Retainer Sacrifice Dwindles in Later Rule
The archaeological evidence showing retainer sacrifice began to dwindle for the next few rulers that followed King Djer. For example, the following pharaohs had decreasing numbers of possible sacrificial burial sites in their tombs:
King Djet - A total of 174 satellite graves were found around this king's tomb, with only 99 of those being possible cases of retainer sacrifice.
Queen MerNeith - Queen MerNeith, who ruled as regent in her son's stead until he was old enough to ascend the throne, was buried with 41 surrounding individuals, with only 33 possible retainer sacrifices.
King Den - Queen MerNeith's son, King Den's, tomb had 83 possible retainer sacrifices among its 133 tombs.
King Semerkhet - King Semerkhet's burial enclosure is significant for its 68 subsidiary graves being housed under the same roof as the pharaoh, implying that the tombs were laid to rest in conjunction with the ruler's.
By and large, retainer sacrifice fell out of fashion across the kingdom by the end of the First Dynasty, though there were brief moments of its revival. For instance, the royal pyramid tombs located in Meroe that were established in post-Nubian rule around 270 BCE show some evidence of retainer sacrifice, but this didn't last for long.
Animal Sacrifice Was a Common Practice in Ancient Egypt
While retainer sacrifice was a practice almost exclusively enacted by the Egyptian elite (who could actually afford an entourage to have buried alongside them), many Egyptians were buried with their pets and livestock. What might seem like a cruel practice today was actually deeply rooted in Egyptian religious understanding of the afterlife.
Ancient Egyptians believed that a person's soul separated into two entities, the ba and ka after death. The ka was tied to the deceased's physical body, where it was housed (hence the need for mummification), but despite being bound to the body, the ka could move around and live a physical existence within the tomb. This meant that the ka needed to be nourished, given activities to do, games to play, servants to care for them, and so on. Thus, people didn't want to be deprived of their favorite pets in the afterlife, and so had them killed and buried alongside them.
Some of the common types of animals that have been found preserved in Egyptian tombs include cats, jackals, crocodiles, ibis, hawks, and many others.
Further Reading to Dig Deep Into Egyptian Sacrifice
While there's significantly more research out there about general Egyptian burial practices, there is some pertaining to the subject of sacrificial burials, as well as funeral rituals. Looking at these research materials can help offer a better understanding of Egypt's fascinating cultural heritage, and can offer greater insight into their cultural norms.

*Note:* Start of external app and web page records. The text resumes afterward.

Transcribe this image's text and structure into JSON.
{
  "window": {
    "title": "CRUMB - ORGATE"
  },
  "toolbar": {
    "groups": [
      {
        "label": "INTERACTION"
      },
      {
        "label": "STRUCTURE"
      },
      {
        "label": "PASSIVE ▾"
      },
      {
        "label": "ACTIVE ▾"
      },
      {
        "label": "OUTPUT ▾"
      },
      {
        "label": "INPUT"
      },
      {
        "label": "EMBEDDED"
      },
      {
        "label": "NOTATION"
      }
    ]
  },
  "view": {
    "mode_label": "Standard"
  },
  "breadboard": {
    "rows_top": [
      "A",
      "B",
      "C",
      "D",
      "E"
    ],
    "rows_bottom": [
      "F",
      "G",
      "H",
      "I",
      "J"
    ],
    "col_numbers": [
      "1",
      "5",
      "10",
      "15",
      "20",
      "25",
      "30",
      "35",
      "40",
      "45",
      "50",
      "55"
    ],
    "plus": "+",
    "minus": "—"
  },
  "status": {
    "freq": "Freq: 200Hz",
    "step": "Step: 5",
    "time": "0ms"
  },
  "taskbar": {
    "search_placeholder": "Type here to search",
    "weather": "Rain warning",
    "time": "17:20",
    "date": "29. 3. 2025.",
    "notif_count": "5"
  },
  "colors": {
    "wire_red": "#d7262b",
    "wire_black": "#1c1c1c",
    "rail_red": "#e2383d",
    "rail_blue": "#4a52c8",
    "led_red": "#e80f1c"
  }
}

Yet, the best way to get an understanding of the Egyptian perspective on these practices is to go straight to the source, their Book of the Dead. The Egyptian Book of the Dead: The Complete Papyrus of Ani, translated by Ogden Goelet and Raymond Faulkner, is considered a great translation of the original papyrus and will open your mind to Egyptian burial and the afterlife.
Egyptian Practices That Should Remain Ancient History
Human past is filled with tales of triumph and tragedy, and the experiences detailed in Ancient Egyptian archaeology depict a society where death was sometimes doled out long before nature took its course. Out of all the beloved aspects of Egyptian culture that people want to emulate, burying your besties with you is one practice that should always remain buried deep in ancient history.